▸ **LISTED RECORDS**:
○ ○ ○ ○

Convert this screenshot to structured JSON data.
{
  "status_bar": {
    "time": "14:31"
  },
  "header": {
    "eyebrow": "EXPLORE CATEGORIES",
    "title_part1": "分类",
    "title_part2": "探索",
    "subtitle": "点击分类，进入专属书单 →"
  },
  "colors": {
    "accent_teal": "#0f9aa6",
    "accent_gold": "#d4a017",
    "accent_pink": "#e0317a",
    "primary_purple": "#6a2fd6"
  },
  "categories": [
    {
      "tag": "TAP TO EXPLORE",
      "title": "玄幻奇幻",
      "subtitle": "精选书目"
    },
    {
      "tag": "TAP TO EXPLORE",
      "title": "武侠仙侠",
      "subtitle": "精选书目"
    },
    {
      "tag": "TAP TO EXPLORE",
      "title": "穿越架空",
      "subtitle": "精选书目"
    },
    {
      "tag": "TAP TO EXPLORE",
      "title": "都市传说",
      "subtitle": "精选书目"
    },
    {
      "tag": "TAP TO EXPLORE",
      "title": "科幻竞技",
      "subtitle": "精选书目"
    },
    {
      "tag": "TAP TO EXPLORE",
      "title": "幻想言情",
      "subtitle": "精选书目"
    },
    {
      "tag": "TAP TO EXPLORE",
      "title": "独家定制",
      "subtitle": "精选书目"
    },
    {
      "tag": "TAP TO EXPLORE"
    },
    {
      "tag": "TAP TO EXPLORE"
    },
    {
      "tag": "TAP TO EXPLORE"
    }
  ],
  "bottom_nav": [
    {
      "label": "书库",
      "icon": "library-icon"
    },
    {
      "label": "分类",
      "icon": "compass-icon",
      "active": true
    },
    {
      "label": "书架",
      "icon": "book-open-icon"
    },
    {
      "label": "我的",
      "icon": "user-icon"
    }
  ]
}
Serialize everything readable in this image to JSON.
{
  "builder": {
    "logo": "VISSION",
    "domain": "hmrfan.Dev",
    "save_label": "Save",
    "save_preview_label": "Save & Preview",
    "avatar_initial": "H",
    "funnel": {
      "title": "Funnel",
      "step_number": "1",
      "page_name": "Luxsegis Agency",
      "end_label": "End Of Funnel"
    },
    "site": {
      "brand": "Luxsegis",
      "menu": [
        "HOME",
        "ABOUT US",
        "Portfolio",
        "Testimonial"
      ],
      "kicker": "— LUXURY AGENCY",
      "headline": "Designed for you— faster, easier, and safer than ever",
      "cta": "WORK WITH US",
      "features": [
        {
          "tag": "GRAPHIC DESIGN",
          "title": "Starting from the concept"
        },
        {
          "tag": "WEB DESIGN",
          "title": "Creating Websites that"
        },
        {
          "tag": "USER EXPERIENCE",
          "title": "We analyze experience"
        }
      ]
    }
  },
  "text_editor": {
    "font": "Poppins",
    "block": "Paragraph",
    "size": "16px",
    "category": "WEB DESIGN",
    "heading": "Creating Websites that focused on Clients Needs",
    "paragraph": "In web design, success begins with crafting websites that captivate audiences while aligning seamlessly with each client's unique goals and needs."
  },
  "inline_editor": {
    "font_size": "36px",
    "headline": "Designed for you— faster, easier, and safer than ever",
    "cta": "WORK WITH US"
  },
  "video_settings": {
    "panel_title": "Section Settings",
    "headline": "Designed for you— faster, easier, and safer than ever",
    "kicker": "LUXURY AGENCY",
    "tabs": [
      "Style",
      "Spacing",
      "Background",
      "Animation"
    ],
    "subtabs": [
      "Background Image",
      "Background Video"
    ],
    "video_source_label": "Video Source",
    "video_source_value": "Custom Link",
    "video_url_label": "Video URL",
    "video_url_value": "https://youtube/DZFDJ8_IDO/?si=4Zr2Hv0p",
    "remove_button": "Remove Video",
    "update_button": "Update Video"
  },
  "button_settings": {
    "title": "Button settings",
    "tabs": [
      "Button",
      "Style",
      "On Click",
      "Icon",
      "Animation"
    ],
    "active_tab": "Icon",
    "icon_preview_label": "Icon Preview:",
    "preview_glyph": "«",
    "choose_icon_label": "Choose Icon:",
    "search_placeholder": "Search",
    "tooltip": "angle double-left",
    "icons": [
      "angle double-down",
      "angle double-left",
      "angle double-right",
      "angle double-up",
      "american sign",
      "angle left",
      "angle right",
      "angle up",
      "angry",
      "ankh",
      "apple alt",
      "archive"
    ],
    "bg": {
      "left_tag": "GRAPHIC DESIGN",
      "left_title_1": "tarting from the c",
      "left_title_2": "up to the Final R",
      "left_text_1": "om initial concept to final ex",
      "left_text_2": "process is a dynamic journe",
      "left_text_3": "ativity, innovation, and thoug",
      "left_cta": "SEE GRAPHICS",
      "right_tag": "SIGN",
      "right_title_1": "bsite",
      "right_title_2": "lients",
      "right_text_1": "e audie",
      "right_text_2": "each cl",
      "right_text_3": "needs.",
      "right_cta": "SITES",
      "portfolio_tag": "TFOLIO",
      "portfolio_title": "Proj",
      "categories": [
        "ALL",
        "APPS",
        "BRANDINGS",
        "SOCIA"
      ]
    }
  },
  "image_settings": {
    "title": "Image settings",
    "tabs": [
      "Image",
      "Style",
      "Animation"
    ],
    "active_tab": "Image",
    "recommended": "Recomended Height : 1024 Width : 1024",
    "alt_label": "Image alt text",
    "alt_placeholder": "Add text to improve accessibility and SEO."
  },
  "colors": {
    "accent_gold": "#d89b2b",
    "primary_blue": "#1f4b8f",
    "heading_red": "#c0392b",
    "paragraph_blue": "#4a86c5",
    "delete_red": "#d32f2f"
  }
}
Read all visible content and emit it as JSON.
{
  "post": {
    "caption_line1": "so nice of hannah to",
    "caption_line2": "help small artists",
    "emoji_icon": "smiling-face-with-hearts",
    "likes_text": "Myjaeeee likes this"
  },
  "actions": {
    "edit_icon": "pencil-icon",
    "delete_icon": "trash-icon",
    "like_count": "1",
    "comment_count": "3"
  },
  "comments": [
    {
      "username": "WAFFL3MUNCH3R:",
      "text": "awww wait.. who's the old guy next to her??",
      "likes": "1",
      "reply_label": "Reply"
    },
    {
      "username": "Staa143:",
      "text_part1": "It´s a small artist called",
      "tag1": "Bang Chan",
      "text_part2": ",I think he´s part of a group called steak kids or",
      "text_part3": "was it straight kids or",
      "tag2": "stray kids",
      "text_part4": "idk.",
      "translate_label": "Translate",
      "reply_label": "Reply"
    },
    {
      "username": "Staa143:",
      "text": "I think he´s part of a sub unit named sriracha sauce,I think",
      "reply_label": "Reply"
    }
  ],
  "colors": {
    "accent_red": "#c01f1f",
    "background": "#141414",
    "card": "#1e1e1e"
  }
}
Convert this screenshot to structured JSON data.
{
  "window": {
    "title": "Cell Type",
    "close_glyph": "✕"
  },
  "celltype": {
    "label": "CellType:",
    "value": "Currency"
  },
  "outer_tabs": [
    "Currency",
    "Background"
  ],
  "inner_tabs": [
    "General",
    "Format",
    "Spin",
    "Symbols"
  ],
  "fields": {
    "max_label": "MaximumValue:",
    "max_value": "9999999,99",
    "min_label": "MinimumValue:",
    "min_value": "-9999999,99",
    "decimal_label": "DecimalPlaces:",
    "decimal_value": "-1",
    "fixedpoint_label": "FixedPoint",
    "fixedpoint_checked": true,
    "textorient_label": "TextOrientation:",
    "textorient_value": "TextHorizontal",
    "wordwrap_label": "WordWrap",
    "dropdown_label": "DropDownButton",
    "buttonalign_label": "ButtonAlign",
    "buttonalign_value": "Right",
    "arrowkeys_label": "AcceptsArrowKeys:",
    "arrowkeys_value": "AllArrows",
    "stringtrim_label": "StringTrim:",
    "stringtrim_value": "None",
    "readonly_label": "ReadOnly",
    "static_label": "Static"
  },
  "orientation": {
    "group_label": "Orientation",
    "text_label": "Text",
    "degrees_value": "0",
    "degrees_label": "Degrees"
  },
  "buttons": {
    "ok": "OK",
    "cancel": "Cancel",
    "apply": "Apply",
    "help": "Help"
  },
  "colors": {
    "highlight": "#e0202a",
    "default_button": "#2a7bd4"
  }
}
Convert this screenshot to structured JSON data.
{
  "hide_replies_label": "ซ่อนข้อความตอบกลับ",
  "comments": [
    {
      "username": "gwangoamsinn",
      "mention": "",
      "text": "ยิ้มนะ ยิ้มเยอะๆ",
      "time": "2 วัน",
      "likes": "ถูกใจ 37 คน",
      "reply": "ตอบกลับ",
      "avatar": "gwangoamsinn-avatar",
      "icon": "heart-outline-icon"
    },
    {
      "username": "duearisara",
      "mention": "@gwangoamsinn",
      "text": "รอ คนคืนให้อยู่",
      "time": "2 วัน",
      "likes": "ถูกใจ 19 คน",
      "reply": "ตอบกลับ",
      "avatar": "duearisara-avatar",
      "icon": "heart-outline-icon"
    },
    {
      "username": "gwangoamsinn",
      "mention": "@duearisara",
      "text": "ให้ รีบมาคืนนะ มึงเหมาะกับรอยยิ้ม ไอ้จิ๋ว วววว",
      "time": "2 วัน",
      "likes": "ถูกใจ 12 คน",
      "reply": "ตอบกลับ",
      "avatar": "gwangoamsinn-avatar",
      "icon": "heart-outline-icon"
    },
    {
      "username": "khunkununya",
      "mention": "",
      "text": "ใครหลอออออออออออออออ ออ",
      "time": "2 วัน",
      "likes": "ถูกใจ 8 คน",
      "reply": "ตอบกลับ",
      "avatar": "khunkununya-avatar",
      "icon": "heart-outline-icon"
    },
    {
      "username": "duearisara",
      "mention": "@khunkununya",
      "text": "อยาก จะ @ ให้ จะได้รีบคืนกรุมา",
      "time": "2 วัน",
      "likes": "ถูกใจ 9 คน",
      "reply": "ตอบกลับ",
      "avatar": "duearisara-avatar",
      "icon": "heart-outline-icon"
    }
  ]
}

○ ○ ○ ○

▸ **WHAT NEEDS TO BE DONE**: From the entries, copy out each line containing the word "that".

▸ **RESPONSE TO THIS EXERCISE**:
          "title": "Creating Websites that"
    "heading": "Creating Websites that focused on Clients Needs",
    "paragraph": "In web design, success begins with crafting websites that captivate audiences while aligning seamlessly with each client's unique goals and needs."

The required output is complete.